## [WORK ORDER]
All entries are to be retyped without alteration.
--
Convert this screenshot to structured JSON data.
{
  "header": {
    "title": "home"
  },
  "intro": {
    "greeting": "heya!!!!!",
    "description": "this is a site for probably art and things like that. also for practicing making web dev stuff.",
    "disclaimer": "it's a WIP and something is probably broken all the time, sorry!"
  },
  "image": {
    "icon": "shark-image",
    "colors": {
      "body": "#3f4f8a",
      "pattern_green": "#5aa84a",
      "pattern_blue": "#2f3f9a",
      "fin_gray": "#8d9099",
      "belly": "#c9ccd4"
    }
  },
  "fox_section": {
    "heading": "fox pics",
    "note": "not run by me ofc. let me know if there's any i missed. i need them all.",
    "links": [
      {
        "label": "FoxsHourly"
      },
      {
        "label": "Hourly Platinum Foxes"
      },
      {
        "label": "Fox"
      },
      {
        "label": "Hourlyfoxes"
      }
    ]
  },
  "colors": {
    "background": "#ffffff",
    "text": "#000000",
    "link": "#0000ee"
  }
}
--
## [RESULT]
Convert this screenshot to structured JSON data.
{
  "header": {
    "title": "home"
  },
  "intro": {
    "greeting": "heya!!!!!",
    "description": "this is a site for probably art and things like that. also for practicing making web dev stuff.",
    "disclaimer": "it's a WIP and something is probably broken all the time, sorry!"
  },
  "image": {
    "icon": "shark-image",
    "colors": {
      "body": "#3f4f8a",
      "pattern_green": "#5aa84a",
      "pattern_blue": "#2f3f9a",
      "fin_gray": "#8d9099",
      "belly": "#c9ccd4"
    }
  },
  "fox_section": {
    "heading": "fox pics",
    "note": "not run by me ofc. let me know if there's any i missed. i need them all.",
    "links": [
      {
        "label": "FoxsHourly"
      },
      {
        "label": "Hourly Platinum Foxes"
      },
      {
        "label": "Fox"
      },
      {
        "label": "Hourlyfoxes"
      }
    ]
  },
  "colors": {
    "background": "#ffffff",
    "text": "#000000",
    "link": "#0000ee"
  }
}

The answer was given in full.